Good news, anyone reading this, the apocalypse is not upon us. Like so many times before, we bravely looked into the face of a date with some inconsequential bullshit "facts" tied to it and, somehow, did not succumb to a global wave of natural disasters and plagues. You should be nothing short of thrilled with those results. That is, of course, unless you're one of these idiots.
#5. The People Who Were Conned Into End Of The World Sex
The always reliable New York Post ran a piece recently about people who planned to spend the eve of our latest fake apocalypse trolling for people emotionally damaged enough to let their unfounded paranoia about the end of days manifest in a string of ill-advised sexual encounters. Or, as this sleaze puts it ...
"I will be looking for an end-of-the-world hook-up," Dennis Cintron, 29, a Lower East Side bartender, told The Post. "If you're going to go out, go out with a bang."
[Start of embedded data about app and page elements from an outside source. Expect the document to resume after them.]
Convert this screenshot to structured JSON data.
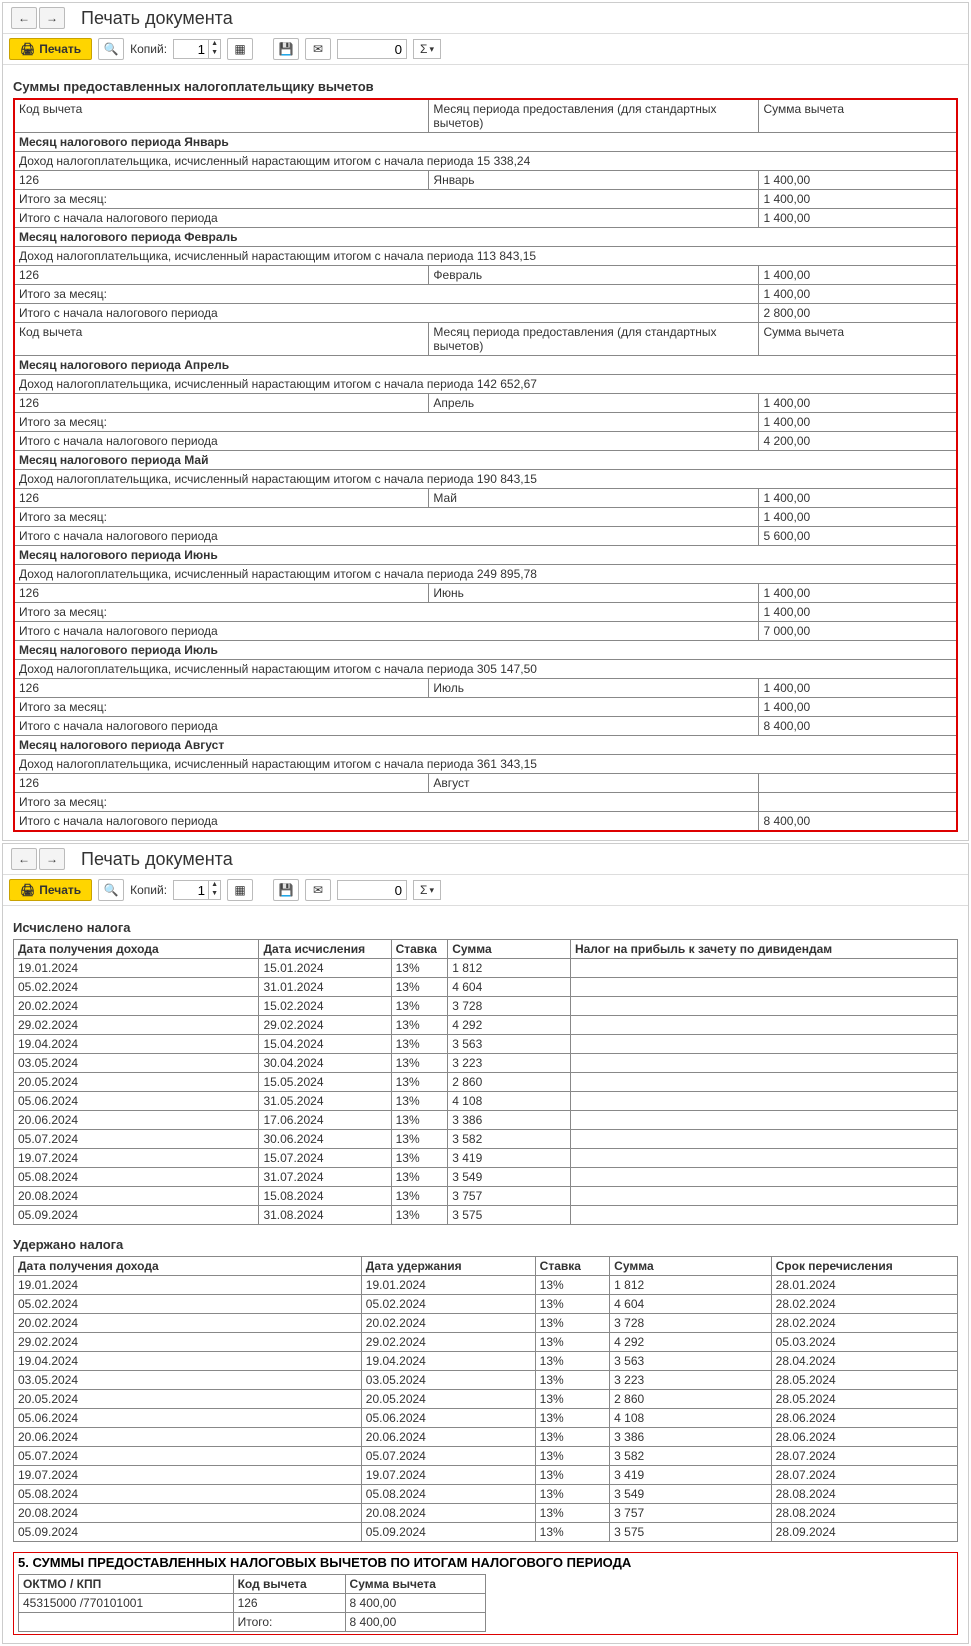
{
  "window_title": "Печать документа",
  "toolbar": {
    "print": "Печать",
    "copies_label": "Копий:",
    "copies_value": "1",
    "page_value": "0",
    "sigma": "Σ"
  },
  "section1": {
    "title": "Суммы предоставленных налогоплательщику вычетов",
    "header": {
      "code": "Код вычета",
      "month": "Месяц периода предоставления (для стандартных вычетов)",
      "sum": "Сумма вычета"
    },
    "labels": {
      "month_period": "Месяц налогового периода",
      "income": "Доход налогоплательщика, исчисленный нарастающим итогом с начала периода",
      "month_total": "Итого за месяц:",
      "period_total": "Итого с начала налогового периода"
    },
    "months": [
      {
        "name": "Январь",
        "income": "15 338,24",
        "code": "126",
        "amount": "1 400,00",
        "month_total": "1 400,00",
        "period_total": "1 400,00"
      },
      {
        "name": "Февраль",
        "income": "113 843,15",
        "code": "126",
        "amount": "1 400,00",
        "month_total": "1 400,00",
        "period_total": "2 800,00"
      },
      {
        "name": "Апрель",
        "income": "142 652,67",
        "code": "126",
        "amount": "1 400,00",
        "month_total": "1 400,00",
        "period_total": "4 200,00"
      },
      {
        "name": "Май",
        "income": "190 843,15",
        "code": "126",
        "amount": "1 400,00",
        "month_total": "1 400,00",
        "period_total": "5 600,00"
      },
      {
        "name": "Июнь",
        "income": "249 895,78",
        "code": "126",
        "amount": "1 400,00",
        "month_total": "1 400,00",
        "period_total": "7 000,00"
      },
      {
        "name": "Июль",
        "income": "305 147,50",
        "code": "126",
        "amount": "1 400,00",
        "month_total": "1 400,00",
        "period_total": "8 400,00"
      },
      {
        "name": "Август",
        "income": "361 343,15",
        "code": "126",
        "amount": "",
        "month_total": "",
        "period_total": "8 400,00"
      }
    ],
    "repeat_header_after": 2
  },
  "section2": {
    "title": "Исчислено налога",
    "header": {
      "c1": "Дата получения дохода",
      "c2": "Дата исчисления",
      "c3": "Ставка",
      "c4": "Сумма",
      "c5": "Налог на прибыль к зачету по дивидендам"
    },
    "rows": [
      {
        "c1": "19.01.2024",
        "c2": "15.01.2024",
        "c3": "13%",
        "c4": "1 812",
        "c5": ""
      },
      {
        "c1": "05.02.2024",
        "c2": "31.01.2024",
        "c3": "13%",
        "c4": "4 604",
        "c5": ""
      },
      {
        "c1": "20.02.2024",
        "c2": "15.02.2024",
        "c3": "13%",
        "c4": "3 728",
        "c5": ""
      },
      {
        "c1": "29.02.2024",
        "c2": "29.02.2024",
        "c3": "13%",
        "c4": "4 292",
        "c5": ""
      },
      {
        "c1": "19.04.2024",
        "c2": "15.04.2024",
        "c3": "13%",
        "c4": "3 563",
        "c5": ""
      },
      {
        "c1": "03.05.2024",
        "c2": "30.04.2024",
        "c3": "13%",
        "c4": "3 223",
        "c5": ""
      },
      {
        "c1": "20.05.2024",
        "c2": "15.05.2024",
        "c3": "13%",
        "c4": "2 860",
        "c5": ""
      },
      {
        "c1": "05.06.2024",
        "c2": "31.05.2024",
        "c3": "13%",
        "c4": "4 108",
        "c5": ""
      },
      {
        "c1": "20.06.2024",
        "c2": "17.06.2024",
        "c3": "13%",
        "c4": "3 386",
        "c5": ""
      },
      {
        "c1": "05.07.2024",
        "c2": "30.06.2024",
        "c3": "13%",
        "c4": "3 582",
        "c5": ""
      },
      {
        "c1": "19.07.2024",
        "c2": "15.07.2024",
        "c3": "13%",
        "c4": "3 419",
        "c5": ""
      },
      {
        "c1": "05.08.2024",
        "c2": "31.07.2024",
        "c3": "13%",
        "c4": "3 549",
        "c5": ""
      },
      {
        "c1": "20.08.2024",
        "c2": "15.08.2024",
        "c3": "13%",
        "c4": "3 757",
        "c5": ""
      },
      {
        "c1": "05.09.2024",
        "c2": "31.08.2024",
        "c3": "13%",
        "c4": "3 575",
        "c5": ""
      }
    ]
  },
  "section3": {
    "title": "Удержано налога",
    "header": {
      "c1": "Дата получения дохода",
      "c2": "Дата удержания",
      "c3": "Ставка",
      "c4": "Сумма",
      "c5": "Срок перечисления"
    },
    "rows": [
      {
        "c1": "19.01.2024",
        "c2": "19.01.2024",
        "c3": "13%",
        "c4": "1 812",
        "c5": "28.01.2024"
      },
      {
        "c1": "05.02.2024",
        "c2": "05.02.2024",
        "c3": "13%",
        "c4": "4 604",
        "c5": "28.02.2024"
      },
      {
        "c1": "20.02.2024",
        "c2": "20.02.2024",
        "c3": "13%",
        "c4": "3 728",
        "c5": "28.02.2024"
      },
      {
        "c1": "29.02.2024",
        "c2": "29.02.2024",
        "c3": "13%",
        "c4": "4 292",
        "c5": "05.03.2024"
      },
      {
        "c1": "19.04.2024",
        "c2": "19.04.2024",
        "c3": "13%",
        "c4": "3 563",
        "c5": "28.04.2024"
      },
      {
        "c1": "03.05.2024",
        "c2": "03.05.2024",
        "c3": "13%",
        "c4": "3 223",
        "c5": "28.05.2024"
      },
      {
        "c1": "20.05.2024",
        "c2": "20.05.2024",
        "c3": "13%",
        "c4": "2 860",
        "c5": "28.05.2024"
      },
      {
        "c1": "05.06.2024",
        "c2": "05.06.2024",
        "c3": "13%",
        "c4": "4 108",
        "c5": "28.06.2024"
      },
      {
        "c1": "20.06.2024",
        "c2": "20.06.2024",
        "c3": "13%",
        "c4": "3 386",
        "c5": "28.06.2024"
      },
      {
        "c1": "05.07.2024",
        "c2": "05.07.2024",
        "c3": "13%",
        "c4": "3 582",
        "c5": "28.07.2024"
      },
      {
        "c1": "19.07.2024",
        "c2": "19.07.2024",
        "c3": "13%",
        "c4": "3 419",
        "c5": "28.07.2024"
      },
      {
        "c1": "05.08.2024",
        "c2": "05.08.2024",
        "c3": "13%",
        "c4": "3 549",
        "c5": "28.08.2024"
      },
      {
        "c1": "20.08.2024",
        "c2": "20.08.2024",
        "c3": "13%",
        "c4": "3 757",
        "c5": "28.08.2024"
      },
      {
        "c1": "05.09.2024",
        "c2": "05.09.2024",
        "c3": "13%",
        "c4": "3 575",
        "c5": "28.09.2024"
      }
    ]
  },
  "section5": {
    "title": "5. СУММЫ ПРЕДОСТАВЛЕННЫХ НАЛОГОВЫХ ВЫЧЕТОВ ПО ИТОГАМ НАЛОГОВОГО ПЕРИОДА",
    "header": {
      "c1": "ОКТМО / КПП",
      "c2": "Код вычета",
      "c3": "Сумма вычета"
    },
    "rows": [
      {
        "c1": "45315000   /770101001",
        "c2": "126",
        "c3": "8 400,00"
      },
      {
        "c1": "",
        "c2": "Итого:",
        "c3": "8 400,00"
      }
    ]
  }
}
Nice pun, Dennis. Here's hoping all of that preying on the mental illness of others paid off handsomely last night.
#4. The Guy Building an Ark For Noah's Flood
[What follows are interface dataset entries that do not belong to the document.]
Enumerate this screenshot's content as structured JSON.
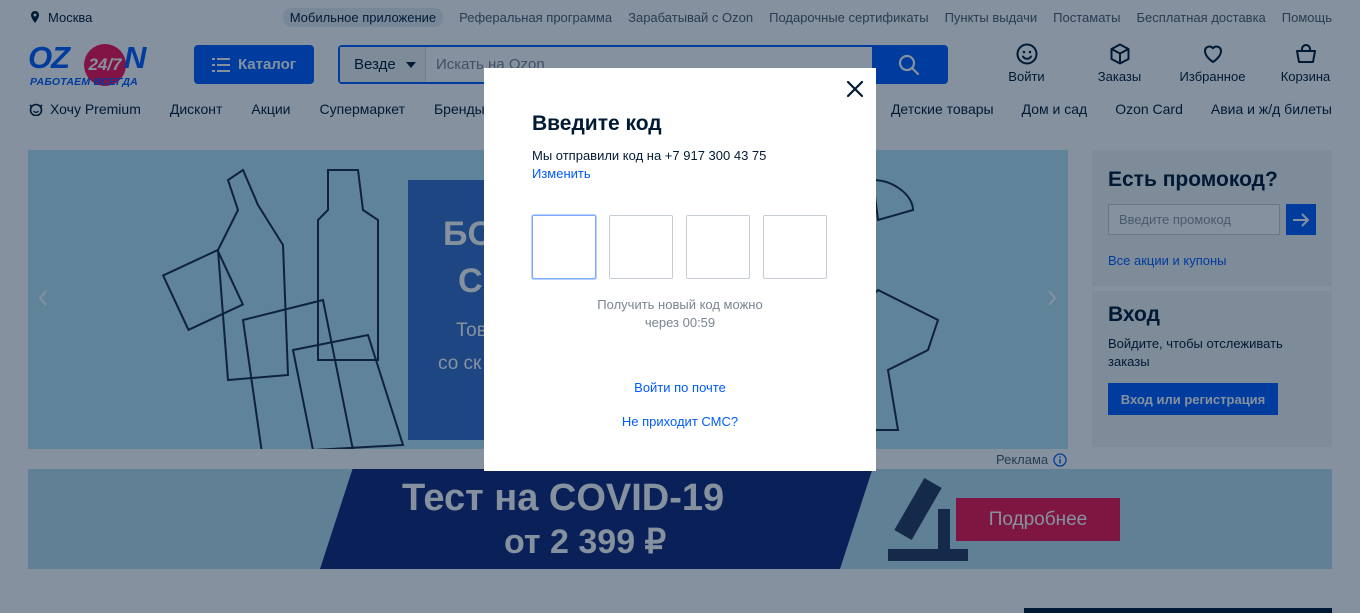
{
  "topbar": {
    "city": "Москва",
    "links": [
      "Мобильное приложение",
      "Реферальная программа",
      "Зарабатывай с Ozon",
      "Подарочные сертификаты",
      "Пункты выдачи",
      "Постаматы",
      "Бесплатная доставка",
      "Помощь"
    ]
  },
  "header": {
    "logo_text": "OZON",
    "logo_badge": "24/7",
    "logo_slogan": "РАБОТАЕМ ВСЕГДА",
    "catalog_label": "Каталог",
    "search_scope": "Везде",
    "search_placeholder": "Искать на Ozon",
    "icons": [
      {
        "label": "Войти",
        "icon": "smile-icon"
      },
      {
        "label": "Заказы",
        "icon": "box-icon"
      },
      {
        "label": "Избранное",
        "icon": "heart-icon"
      },
      {
        "label": "Корзина",
        "icon": "cart-icon"
      }
    ]
  },
  "nav": {
    "left": [
      "Хочу Premium",
      "Дисконт",
      "Акции",
      "Супермаркет",
      "Бренды"
    ],
    "right": [
      "Детские товары",
      "Дом и сад",
      "Ozon Card",
      "Авиа и ж/д билеты"
    ]
  },
  "banner": {
    "text_line1": "БО",
    "text_line2": "С",
    "text_line3": "Тов",
    "text_line4": "со ск"
  },
  "promo": {
    "title": "Есть промокод?",
    "placeholder": "Введите промокод",
    "link": "Все акции и купоны"
  },
  "login": {
    "title": "Вход",
    "text": "Войдите, чтобы отслеживать заказы",
    "button": "Вход или регистрация"
  },
  "ad_label": "Реклама",
  "covid": {
    "line1": "Тест на COVID-19",
    "line2": "от 2 399 ₽",
    "button": "Подробнее"
  },
  "modal": {
    "title": "Введите код",
    "sent_text": "Мы отправили код на +7 917 300 43 75",
    "change_link": "Изменить",
    "timer_line1": "Получить новый код можно",
    "timer_line2": "через 00:59",
    "email_link": "Войти по почте",
    "nosms_link": "Не приходит СМС?"
  }
}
Pieter van der Meer of the Netherlands spent 11,000 Euros (around $14,000 U.S.) building an ark for himself and his family in preparation for December 21st. You'd think after spending that kind of cash, Pieter's creation would be a bit more worthy of the word ark, but that's because you don't realize that fourteen grand in rational people money only buys approximately this much boat. So instead of a seaworthy vessel, he's got what looks like a floatation device for a huge lifeguard.
We could live in that thing for minutes!
There will be some point on December 21st when Pieter will be locked in his ark with his family, hearing the neighborhood kids laughing and playing outside, and Pieter will pray for the world's destruction just so he won't feel like such an asshole.
#3. Nancy Lieder
Back in 1995, a woman named Nancy Lieder introduced the batshit craziness of her "Planet X Theory" to the world. In short, it says that a huge planet is going to sneak up on us (as massive planets are wont to do) and smash the shit out of all life on earth. It's been almost 20 years since that prediction and, you might have noticed, none of that has happened. But when people started getting all fidgety about 12/21/12, Lieder pounced and decided that was the day her proposed apocalypse was going to happen.
And hey, before you go thinking this is all just a ploy to capitalize on the popularity of the Mayan calendar hysteria, you should know that Nancy gets all of her information direct from a race of telepathic aliens and has never even heard of the Mayans. So stop being so cynical, you guys. The telepathic aliens got one wrong for once. It happens. Kind of like it did when she predicted the world would end in 2003, also.
#2. The People Who Bought Apocalypse Insurance
You may remember the story about the bunch of committed atheists who made a killing charging people to look after their pets in the event of the Rapture a few months ago. Well, we know now that those people weren't raptured, which means they're now available to do absurd things like buy apocalypse insurance.
And they did, which would be infinitely more sad if the insurance was exorbitantly priced (although literally anything above "free" fits that bill in this instance). The insurance was only a few dollars though, because going insane shouldn't always have to break the bank. Speaking of questionable sanity, if you think people who bought apocalypse insurance are strange. You should meet ...
#1. The People Who Refused to Sell Apocalypse Insurance
Has there ever been a more foolproof business plan? There is literally no way for the customer to collect on an apocalypse policy. Either the world doesn't end or it does and you're not around to collect the money anyway. Yet some companies in Russia refused to be party to such a fleecing of the insurance buying public, citing concerns that the world isn't fucking ending today.
Are we surprised that square dealings of this sort still happen in a place as notoriously corrupt as Russia? No, we're surprised that they still happen anywhere.